Cellulitis | Oral Moxifloxacin Versus Cefazolin and Oral Probenecid in the Management of Skin and Soft Tissue Infections in the Emergency Department
Cellulitis research study
What is the primary objective of this study?
Patients often come to the emergency department with bacterial skin infections (known as \"cellulitis\"). Some patients with very severe infections are admitted to hospital for antibiotic treatment and some are sent home on oral antibiotics. Many patients have moderate infections and are treated as outpatients with daily intravenous antibiotics for 2-5 days. In this patient group it is unclear if treatment with oral antibiotics is as effective as intravenous antibiotics.

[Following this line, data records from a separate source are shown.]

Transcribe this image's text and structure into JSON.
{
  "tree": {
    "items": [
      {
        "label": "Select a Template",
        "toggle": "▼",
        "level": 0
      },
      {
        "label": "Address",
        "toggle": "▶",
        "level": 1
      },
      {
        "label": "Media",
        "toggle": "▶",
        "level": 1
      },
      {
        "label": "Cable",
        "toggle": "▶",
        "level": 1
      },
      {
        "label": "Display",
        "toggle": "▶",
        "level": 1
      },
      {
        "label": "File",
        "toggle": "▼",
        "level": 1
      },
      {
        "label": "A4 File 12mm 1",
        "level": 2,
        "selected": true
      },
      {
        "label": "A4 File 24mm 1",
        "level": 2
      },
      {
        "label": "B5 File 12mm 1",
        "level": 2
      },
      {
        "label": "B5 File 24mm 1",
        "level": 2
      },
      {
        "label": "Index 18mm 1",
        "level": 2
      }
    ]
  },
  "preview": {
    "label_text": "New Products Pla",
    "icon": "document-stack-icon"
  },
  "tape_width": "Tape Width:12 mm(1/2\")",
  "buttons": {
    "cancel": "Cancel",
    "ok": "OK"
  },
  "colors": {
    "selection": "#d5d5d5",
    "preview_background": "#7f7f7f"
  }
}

The purpose of this study is to determine if treatment of moderate cellulitis with an intravenous antibiotic (cefazolin) for 3-5 days is as effective as treatment with an oral antibiotic (moxifloxacin). We hypothesize that the oral agent will be as effective as intravenous treatment for moderate cellulitis.
Who is eligible to participate?
Inclusion Criteria: - Cellulitis requiring outpatient intravenous antibiotic therapy; - ability to understand,/sign informed consent; - no contraindications to study medications, - not pregnant/breastfeeding Exclusion Criteria:
Which medical condition, disease, disorder, syndrome, illness, or injury is researched?
Interventions can include giving participants drugs, medical devices, procedures, vaccines, and other products that are either investigational or already available or noninvasive approaches such as surveys, education, and interviews.
Drug:Cefazolin and MoxifloxacinSee Detailed Description.
Research studies and clinical trials typically have two or more research arms. An arm is a group of people who receive the same treatment in the study.
Start Date: January 2004
Completed Date: December 2013
Phase: Phase 3
Primary Outcome: Clinical cure at 7 days
Secondary Outcome: Area of erythema (Days 0, 1, 2, 3, 4, 5, 6, 7), days of treatment, side-effects of medication, cost of treatment, patient satisfaction, relapse at 14 days
Study sponsors, principal investigator, and references
Principal Investigator: Rob Stenstrom, MD
Lead Sponsor: University of British Columbia